━━ Raw data ━━
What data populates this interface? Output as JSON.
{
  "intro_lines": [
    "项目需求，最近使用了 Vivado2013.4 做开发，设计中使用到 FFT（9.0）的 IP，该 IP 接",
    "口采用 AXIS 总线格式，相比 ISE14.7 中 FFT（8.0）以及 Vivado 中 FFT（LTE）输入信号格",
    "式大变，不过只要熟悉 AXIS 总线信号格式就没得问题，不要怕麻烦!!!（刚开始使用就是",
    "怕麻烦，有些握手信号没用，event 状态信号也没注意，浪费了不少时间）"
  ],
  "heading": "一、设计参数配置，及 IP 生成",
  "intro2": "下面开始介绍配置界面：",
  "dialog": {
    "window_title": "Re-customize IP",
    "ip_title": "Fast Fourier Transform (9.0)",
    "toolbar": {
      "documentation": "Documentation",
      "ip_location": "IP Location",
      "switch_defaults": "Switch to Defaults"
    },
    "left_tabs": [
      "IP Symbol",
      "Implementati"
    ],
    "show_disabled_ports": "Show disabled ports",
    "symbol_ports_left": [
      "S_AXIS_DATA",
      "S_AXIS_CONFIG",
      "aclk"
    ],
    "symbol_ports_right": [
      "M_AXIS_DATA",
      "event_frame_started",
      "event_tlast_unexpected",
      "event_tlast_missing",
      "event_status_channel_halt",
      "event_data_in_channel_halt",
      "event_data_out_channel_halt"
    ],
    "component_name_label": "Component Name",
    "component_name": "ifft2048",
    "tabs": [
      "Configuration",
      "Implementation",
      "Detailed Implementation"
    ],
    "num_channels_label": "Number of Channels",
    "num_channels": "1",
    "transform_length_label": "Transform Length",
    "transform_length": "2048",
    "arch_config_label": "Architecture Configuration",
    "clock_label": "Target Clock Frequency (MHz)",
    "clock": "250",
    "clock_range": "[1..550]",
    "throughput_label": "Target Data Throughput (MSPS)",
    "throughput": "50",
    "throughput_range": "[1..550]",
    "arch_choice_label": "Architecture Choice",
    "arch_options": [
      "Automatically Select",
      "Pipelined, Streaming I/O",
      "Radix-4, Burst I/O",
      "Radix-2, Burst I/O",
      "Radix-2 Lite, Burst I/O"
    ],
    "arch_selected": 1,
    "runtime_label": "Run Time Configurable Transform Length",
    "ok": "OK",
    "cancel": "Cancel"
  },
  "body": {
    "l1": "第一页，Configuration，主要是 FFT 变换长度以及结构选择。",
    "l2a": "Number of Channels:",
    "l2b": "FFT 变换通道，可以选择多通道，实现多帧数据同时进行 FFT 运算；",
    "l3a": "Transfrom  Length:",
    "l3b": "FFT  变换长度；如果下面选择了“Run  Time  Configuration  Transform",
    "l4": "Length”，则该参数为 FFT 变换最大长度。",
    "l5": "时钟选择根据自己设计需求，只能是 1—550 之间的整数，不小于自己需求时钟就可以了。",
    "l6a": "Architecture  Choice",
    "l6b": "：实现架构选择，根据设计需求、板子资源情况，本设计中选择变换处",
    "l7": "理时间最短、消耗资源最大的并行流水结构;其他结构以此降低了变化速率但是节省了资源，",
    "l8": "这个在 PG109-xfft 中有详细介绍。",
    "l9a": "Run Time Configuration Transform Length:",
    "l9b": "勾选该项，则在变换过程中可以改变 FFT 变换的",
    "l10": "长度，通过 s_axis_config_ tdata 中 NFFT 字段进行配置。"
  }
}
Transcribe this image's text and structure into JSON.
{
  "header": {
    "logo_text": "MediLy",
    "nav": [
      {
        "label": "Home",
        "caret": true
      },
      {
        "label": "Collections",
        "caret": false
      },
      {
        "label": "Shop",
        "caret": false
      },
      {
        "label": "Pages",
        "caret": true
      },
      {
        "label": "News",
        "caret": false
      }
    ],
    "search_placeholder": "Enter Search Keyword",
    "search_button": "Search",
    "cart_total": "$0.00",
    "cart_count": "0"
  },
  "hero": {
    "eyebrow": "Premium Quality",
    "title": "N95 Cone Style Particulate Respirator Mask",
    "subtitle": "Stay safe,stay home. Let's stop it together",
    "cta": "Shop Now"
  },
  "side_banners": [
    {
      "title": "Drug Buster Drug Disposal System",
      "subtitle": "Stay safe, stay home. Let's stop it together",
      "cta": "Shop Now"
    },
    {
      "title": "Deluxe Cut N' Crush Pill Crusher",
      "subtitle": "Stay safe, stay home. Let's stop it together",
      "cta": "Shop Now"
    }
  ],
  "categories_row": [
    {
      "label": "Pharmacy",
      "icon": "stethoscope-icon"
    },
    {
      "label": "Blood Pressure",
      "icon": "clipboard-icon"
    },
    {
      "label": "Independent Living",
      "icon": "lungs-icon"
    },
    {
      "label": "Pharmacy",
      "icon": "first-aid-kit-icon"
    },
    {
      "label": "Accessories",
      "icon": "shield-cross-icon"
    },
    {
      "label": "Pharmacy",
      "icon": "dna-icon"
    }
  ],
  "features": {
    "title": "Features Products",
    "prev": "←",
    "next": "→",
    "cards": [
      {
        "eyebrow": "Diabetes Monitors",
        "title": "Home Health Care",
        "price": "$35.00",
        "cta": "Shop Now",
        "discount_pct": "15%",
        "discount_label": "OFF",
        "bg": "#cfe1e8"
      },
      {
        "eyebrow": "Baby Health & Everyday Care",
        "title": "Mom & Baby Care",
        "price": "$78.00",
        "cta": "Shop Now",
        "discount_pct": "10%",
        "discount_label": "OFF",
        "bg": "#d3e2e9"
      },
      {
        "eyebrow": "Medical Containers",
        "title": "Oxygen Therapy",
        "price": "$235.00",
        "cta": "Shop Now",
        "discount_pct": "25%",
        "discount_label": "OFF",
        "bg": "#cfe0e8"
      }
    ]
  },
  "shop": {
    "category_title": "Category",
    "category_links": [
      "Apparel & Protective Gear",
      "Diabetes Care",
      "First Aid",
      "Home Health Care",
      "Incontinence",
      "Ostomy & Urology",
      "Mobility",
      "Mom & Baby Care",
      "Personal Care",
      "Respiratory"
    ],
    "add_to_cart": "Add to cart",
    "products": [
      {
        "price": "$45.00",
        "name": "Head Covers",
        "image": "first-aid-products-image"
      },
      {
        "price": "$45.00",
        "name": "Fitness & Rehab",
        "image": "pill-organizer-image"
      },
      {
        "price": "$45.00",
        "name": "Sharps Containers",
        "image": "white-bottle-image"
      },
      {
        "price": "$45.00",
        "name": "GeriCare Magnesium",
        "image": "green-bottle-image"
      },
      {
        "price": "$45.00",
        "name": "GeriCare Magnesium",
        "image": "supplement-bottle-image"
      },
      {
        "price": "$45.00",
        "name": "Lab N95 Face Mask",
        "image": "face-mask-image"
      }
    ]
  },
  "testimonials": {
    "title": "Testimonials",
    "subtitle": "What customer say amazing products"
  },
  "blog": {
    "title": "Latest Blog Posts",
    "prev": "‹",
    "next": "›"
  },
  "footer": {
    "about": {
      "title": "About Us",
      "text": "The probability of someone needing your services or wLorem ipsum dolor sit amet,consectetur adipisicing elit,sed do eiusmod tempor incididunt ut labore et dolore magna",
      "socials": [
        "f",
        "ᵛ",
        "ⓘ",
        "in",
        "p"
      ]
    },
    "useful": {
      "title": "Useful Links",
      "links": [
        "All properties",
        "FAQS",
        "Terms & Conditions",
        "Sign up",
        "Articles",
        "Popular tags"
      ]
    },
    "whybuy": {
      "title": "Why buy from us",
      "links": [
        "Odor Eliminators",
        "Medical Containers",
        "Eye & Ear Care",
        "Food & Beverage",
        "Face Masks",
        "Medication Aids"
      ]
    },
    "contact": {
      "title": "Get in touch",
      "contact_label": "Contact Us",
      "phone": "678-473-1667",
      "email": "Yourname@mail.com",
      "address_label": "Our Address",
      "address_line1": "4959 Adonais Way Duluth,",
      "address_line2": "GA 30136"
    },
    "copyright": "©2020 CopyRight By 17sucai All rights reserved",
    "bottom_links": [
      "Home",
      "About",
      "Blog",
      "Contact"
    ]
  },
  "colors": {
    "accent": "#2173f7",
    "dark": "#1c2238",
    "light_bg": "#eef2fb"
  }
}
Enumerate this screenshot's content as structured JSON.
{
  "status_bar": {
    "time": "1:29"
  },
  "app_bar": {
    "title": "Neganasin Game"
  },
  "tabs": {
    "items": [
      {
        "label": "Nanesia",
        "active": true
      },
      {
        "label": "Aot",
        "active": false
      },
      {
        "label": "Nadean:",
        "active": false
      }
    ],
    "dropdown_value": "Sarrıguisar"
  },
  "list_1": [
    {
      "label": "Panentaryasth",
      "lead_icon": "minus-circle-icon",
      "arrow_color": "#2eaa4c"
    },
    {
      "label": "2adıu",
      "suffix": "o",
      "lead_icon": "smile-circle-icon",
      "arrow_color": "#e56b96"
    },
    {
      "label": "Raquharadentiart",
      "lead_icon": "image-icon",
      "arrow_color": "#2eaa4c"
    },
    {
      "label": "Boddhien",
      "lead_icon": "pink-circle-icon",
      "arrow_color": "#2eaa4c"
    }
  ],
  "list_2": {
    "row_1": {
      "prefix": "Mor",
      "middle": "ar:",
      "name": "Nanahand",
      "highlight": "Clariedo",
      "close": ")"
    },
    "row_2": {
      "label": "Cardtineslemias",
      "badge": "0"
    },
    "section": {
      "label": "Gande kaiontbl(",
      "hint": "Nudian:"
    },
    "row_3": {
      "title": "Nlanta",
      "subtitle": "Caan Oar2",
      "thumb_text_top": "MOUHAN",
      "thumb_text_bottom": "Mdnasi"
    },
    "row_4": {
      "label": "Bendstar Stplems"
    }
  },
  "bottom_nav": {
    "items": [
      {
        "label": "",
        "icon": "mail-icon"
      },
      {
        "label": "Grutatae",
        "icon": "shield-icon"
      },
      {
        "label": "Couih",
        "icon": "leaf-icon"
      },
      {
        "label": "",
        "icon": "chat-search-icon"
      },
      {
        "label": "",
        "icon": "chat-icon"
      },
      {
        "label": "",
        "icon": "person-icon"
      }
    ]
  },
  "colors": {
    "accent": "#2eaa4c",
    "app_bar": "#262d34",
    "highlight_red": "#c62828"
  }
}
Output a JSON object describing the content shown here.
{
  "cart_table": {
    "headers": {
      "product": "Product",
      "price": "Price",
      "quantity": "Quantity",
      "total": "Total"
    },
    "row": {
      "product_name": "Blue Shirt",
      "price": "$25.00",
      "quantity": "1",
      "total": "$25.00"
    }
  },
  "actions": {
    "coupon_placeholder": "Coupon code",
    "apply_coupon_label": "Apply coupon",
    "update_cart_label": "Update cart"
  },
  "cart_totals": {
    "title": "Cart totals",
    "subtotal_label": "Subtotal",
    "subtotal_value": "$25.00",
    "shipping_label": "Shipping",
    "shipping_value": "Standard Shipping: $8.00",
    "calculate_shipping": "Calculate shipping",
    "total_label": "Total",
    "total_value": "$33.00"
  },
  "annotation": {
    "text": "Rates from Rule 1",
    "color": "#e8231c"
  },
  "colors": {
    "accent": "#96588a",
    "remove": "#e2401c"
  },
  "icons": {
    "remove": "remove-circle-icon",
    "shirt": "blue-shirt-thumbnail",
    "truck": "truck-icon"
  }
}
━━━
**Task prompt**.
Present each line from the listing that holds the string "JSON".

**Task answer**.
What data populates this interface? Output as JSON.
Transcribe this image's text and structure into JSON.
Enumerate this screenshot's content as structured JSON.
Output a JSON object describing the content shown here.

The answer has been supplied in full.